Goal of the exercise
This exercise asks for every line of the material that includes the word "value".

Given records
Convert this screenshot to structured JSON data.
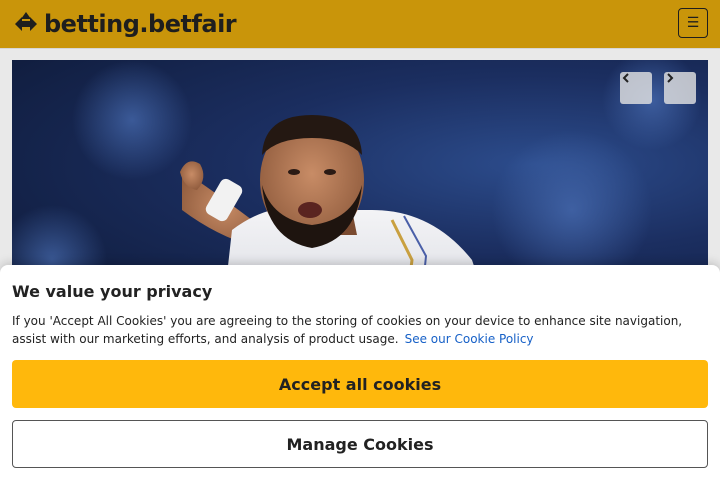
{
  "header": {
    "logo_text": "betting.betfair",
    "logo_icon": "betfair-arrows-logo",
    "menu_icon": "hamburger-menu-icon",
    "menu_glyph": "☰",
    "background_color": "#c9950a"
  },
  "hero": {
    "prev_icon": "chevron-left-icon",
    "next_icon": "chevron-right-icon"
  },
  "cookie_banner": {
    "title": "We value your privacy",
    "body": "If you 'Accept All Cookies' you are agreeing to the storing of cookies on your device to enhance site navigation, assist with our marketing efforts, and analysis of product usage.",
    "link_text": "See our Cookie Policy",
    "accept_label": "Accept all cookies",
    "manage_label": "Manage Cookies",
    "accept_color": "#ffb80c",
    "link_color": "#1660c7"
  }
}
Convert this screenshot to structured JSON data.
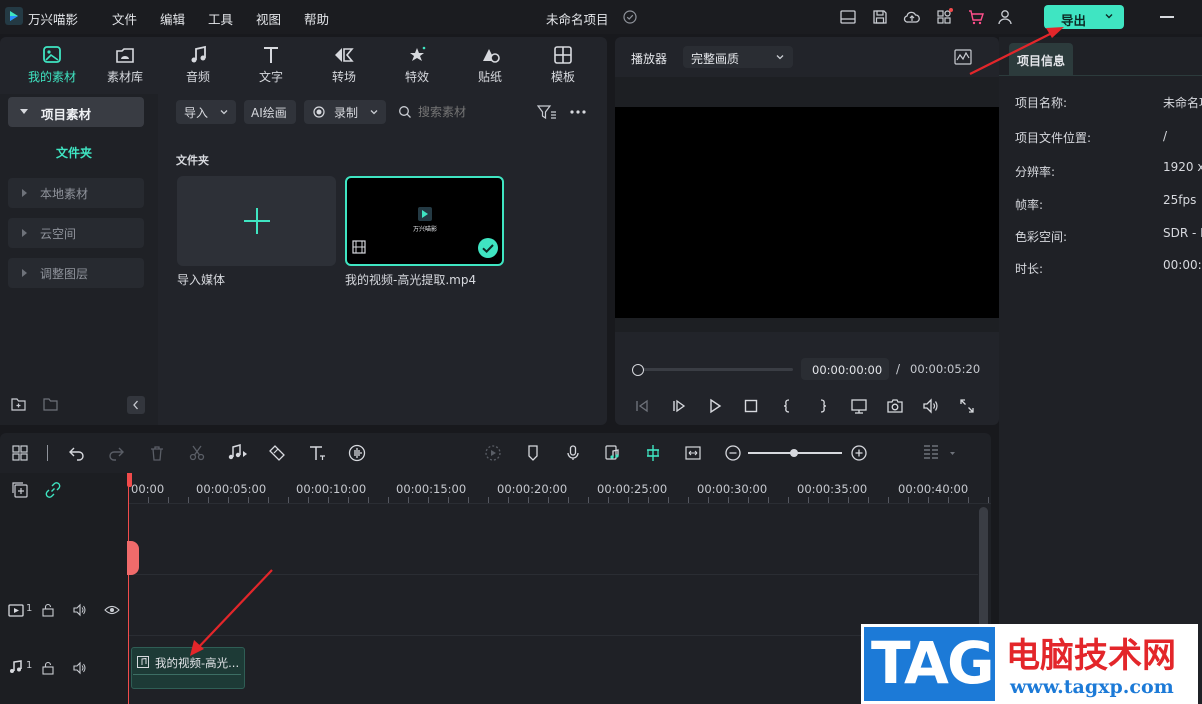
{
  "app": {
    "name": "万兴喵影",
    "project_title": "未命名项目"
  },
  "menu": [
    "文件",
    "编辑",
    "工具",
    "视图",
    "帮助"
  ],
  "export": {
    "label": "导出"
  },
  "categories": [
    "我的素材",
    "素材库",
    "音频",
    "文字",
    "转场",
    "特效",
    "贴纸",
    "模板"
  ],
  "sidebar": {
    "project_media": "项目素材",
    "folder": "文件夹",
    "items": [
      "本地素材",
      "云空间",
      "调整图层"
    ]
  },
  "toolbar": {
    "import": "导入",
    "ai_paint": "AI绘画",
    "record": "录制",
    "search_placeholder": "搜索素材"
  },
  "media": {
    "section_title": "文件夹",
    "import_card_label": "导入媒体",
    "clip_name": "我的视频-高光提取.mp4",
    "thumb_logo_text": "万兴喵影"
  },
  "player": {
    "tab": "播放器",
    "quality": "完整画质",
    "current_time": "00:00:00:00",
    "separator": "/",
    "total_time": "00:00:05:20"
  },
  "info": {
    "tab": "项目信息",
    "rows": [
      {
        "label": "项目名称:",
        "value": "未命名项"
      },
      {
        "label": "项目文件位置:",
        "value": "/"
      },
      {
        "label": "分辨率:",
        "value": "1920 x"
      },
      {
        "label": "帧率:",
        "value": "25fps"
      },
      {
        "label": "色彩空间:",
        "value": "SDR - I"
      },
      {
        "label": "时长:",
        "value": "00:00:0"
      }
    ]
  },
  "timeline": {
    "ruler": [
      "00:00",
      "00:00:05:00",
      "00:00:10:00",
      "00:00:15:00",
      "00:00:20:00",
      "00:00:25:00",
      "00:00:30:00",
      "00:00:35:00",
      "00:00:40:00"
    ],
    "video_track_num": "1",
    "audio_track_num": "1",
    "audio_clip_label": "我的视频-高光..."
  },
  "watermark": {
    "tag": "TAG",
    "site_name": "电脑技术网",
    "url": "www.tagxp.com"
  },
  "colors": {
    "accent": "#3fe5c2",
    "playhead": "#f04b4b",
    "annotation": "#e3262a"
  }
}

Response below
    "title": "We value your privacy",
        "value": "未命名项"
        "value": "/"
        "value": "1920 x"
        "value": "25fps"
        "value": "SDR - I"
        "value": "00:00:0"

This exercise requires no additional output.